The reshuffling that has occurred at Fox News in recent months, from firings, resignations and changes in programming times, is a testament to the power of public opinion and ratings — and the power of management changes.
The network’s most recent move to push Sean Hannity, the staunchest conservative in Fox’s arsenal, back to 9 p.m. against the likes of his far-left MSNBC counterpart, Rachel Maddow, has proven to be a genius move for ratings.
In the first week of the head-to-head battle between Sean Hannity and Rachel Maddow, the conservative heavyweight drew significantly higher ratings than his liberal counterpart.
Fox News moved Hannity’s show from 10 p.m. to 9 p.m. as part of a broader shakeup of its prime-time line-up, designed in part to counter a dramatic ratings surge by rival MSNBC, led by Maddow, the biggest ratings winner of the Trump era.
Hannity pulled out all the stops, bringing in Steve Bannon, Bill O’Reilly, Paul Ryan and Rush Limbaugh to boost his numbers. It appears to have worked: The Fox News pundit pulled in an average of 3,498,000 viewers from Monday through Thursday, with 713,000 in the key adult 25-54 demographic, according to early Nielsen figures.
Maddow averaged 2,649,000 viewers, with 599,000 adults 25-54. CNN’s 9 p.m. hour — which usually features Anderson Cooper’s “AC360,” but this week had two special town halls — finished third, with 1,173,000 viewers and 416,000 in the key demographic.
Hannity’s big numbers allow Fox News to claim bragging rights and, for the moment, grab back the 9 p.m. crown from MSNBC.
A media analyst, commenting on the Hannity move, noted CNN is the primary casualty in this reshuffle. For conservatives, this should be a welcome sign.
According to Brian Wieser, a senior analyst at Pivotal Research, if anyone should be worried, it’s CNN. Given the general growth in the cable news audience, he said, “CNN is significantly underperforming, Fox News is performing roughly in line, and MSNBC is growing dramatically.”

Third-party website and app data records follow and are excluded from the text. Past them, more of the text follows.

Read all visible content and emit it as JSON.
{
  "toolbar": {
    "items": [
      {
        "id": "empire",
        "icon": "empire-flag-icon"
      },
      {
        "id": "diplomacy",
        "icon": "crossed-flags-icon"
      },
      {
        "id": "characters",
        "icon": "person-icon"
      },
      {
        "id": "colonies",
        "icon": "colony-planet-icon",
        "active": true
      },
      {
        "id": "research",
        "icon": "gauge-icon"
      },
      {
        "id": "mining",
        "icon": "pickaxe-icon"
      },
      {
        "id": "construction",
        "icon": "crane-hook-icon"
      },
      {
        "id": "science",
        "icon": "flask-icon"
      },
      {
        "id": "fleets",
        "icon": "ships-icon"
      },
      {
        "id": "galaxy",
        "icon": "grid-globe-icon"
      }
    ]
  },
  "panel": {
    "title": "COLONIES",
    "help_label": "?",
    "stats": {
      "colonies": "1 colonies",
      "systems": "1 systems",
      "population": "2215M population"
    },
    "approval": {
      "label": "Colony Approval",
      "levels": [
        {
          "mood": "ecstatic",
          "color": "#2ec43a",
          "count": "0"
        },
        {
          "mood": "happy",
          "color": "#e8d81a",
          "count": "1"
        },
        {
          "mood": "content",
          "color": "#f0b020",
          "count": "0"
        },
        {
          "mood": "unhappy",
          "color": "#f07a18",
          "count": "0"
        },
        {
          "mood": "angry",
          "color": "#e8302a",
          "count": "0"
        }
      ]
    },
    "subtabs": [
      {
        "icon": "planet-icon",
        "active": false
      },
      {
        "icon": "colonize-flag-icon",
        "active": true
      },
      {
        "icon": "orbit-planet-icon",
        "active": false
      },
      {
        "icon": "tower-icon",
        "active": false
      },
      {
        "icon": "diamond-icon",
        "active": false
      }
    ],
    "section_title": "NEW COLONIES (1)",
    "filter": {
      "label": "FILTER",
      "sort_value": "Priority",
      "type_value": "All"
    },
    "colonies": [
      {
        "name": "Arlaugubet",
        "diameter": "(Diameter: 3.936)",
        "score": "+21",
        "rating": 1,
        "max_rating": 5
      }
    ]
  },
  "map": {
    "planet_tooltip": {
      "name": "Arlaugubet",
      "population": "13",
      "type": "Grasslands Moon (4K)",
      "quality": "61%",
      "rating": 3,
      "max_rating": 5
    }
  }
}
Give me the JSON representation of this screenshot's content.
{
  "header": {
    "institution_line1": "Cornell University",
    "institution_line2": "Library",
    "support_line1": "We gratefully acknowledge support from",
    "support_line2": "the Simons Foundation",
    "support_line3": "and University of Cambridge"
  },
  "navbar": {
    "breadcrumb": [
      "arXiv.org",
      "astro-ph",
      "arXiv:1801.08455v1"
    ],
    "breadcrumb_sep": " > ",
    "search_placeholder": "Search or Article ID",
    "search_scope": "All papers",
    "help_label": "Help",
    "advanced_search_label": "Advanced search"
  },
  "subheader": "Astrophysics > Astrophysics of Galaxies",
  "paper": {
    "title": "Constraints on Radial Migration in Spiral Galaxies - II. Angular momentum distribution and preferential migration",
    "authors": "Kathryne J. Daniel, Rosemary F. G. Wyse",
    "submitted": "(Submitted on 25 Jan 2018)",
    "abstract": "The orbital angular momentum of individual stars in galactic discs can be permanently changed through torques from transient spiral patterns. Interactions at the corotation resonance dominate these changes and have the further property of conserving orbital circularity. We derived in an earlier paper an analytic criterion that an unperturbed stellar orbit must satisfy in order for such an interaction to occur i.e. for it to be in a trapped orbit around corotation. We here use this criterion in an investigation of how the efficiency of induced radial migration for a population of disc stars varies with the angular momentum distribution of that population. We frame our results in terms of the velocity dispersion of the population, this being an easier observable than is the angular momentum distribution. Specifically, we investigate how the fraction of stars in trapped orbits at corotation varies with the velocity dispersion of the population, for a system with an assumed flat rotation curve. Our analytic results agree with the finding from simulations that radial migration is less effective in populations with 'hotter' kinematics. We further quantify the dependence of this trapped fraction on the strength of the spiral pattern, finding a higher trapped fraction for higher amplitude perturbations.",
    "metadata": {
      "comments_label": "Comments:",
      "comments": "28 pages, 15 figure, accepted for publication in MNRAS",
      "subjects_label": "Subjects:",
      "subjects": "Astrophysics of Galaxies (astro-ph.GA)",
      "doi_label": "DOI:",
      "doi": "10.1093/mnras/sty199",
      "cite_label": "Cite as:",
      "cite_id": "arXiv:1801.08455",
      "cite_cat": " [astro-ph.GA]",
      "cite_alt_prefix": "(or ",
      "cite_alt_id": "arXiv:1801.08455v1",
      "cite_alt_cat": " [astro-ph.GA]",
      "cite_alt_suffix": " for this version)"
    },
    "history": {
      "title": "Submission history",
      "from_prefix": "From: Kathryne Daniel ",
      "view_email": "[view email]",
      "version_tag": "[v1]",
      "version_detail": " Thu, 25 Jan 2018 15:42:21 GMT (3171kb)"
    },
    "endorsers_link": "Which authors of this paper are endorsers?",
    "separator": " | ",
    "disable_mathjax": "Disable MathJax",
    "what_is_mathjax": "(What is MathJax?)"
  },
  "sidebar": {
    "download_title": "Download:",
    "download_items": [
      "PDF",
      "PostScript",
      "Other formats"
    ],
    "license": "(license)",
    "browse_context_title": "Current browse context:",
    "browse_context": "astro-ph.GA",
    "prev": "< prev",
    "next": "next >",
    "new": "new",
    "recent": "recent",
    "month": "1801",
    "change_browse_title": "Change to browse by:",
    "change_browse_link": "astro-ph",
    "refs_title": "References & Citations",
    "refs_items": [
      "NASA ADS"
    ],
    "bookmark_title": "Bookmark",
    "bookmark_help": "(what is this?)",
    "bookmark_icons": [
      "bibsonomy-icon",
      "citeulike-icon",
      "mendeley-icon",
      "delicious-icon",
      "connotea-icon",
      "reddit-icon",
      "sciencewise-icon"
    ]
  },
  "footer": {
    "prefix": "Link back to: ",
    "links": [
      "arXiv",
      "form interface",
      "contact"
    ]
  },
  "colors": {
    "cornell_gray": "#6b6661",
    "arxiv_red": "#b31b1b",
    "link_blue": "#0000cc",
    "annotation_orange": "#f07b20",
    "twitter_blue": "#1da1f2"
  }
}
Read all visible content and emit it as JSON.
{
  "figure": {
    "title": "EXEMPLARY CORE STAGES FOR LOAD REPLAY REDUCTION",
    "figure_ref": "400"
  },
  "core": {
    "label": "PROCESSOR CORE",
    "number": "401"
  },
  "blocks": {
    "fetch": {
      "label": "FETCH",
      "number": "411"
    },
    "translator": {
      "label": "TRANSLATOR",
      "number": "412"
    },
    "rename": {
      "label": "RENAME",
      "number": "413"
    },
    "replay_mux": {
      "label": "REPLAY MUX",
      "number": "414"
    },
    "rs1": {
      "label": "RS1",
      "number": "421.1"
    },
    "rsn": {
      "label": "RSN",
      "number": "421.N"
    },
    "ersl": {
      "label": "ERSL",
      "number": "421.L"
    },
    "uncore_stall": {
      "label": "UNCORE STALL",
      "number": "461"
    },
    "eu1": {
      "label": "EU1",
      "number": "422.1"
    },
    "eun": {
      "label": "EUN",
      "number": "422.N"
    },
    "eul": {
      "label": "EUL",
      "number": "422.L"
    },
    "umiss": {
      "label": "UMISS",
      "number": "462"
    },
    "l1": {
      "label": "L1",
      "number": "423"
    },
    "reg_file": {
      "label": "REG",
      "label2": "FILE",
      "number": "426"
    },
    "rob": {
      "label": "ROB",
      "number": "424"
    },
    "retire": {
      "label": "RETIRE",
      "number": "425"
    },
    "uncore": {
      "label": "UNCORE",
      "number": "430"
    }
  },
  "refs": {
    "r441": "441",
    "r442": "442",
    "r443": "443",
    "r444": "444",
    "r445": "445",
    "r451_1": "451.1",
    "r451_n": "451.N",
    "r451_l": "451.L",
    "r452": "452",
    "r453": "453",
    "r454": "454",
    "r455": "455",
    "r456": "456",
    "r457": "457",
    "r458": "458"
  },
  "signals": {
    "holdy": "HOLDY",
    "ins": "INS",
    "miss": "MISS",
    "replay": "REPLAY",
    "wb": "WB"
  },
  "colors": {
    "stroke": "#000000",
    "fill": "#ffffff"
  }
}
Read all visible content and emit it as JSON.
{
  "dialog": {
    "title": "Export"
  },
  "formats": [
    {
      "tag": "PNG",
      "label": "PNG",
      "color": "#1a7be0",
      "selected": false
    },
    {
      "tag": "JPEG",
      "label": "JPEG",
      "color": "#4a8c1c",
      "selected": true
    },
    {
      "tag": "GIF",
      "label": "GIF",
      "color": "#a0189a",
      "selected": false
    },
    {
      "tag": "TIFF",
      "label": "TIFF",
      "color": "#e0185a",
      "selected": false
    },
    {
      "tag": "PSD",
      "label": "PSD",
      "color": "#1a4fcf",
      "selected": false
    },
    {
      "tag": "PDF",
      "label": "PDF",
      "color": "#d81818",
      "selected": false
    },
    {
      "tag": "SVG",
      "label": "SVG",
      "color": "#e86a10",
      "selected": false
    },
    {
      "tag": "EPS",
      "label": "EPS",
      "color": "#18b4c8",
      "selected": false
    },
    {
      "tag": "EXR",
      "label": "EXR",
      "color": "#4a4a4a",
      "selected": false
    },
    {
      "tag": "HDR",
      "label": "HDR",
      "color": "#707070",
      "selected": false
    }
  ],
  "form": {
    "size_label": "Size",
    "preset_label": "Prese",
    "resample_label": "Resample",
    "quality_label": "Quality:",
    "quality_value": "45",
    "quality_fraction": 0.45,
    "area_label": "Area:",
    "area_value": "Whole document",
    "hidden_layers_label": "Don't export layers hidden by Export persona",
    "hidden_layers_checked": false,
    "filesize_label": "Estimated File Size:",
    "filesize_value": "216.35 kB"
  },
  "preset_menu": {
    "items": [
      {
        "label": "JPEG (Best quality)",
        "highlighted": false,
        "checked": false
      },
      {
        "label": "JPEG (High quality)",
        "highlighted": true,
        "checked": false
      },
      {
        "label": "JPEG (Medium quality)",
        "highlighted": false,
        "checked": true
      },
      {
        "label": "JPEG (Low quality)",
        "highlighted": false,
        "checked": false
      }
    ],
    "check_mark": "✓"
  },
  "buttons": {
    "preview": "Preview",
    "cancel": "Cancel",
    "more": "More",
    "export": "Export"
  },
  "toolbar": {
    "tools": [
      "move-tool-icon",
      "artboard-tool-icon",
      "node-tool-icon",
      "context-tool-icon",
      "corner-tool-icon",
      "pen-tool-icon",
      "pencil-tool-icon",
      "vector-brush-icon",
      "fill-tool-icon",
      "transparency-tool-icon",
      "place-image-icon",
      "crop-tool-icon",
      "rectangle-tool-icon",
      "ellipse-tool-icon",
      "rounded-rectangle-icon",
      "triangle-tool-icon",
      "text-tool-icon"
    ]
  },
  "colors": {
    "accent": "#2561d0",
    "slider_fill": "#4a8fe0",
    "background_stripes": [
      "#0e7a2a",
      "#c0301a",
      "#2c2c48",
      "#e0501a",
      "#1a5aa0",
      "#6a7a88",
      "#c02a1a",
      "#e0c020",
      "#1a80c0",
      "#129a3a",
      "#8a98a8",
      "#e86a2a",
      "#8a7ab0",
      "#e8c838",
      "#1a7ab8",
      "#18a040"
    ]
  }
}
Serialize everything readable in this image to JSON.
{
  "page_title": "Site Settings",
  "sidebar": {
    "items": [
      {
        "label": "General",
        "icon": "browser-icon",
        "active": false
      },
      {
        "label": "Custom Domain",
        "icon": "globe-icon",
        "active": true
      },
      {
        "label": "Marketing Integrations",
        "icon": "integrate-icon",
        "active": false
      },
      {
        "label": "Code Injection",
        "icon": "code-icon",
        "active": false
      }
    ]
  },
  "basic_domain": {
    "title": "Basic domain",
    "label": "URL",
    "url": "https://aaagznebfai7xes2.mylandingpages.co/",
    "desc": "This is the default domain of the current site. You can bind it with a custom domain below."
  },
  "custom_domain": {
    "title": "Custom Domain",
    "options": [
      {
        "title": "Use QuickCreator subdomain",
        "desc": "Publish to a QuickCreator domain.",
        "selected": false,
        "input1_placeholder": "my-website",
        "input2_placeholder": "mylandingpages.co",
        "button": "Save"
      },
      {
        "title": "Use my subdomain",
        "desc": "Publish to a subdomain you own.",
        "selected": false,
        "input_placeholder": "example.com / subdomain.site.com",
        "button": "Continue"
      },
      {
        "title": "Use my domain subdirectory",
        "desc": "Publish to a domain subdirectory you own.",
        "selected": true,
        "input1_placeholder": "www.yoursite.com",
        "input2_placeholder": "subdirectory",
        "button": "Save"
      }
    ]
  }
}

Let’s see if Fox News and Hannity can keep up this momentum for the foreseeable future.
[Note: This article was written by Zachary Smith]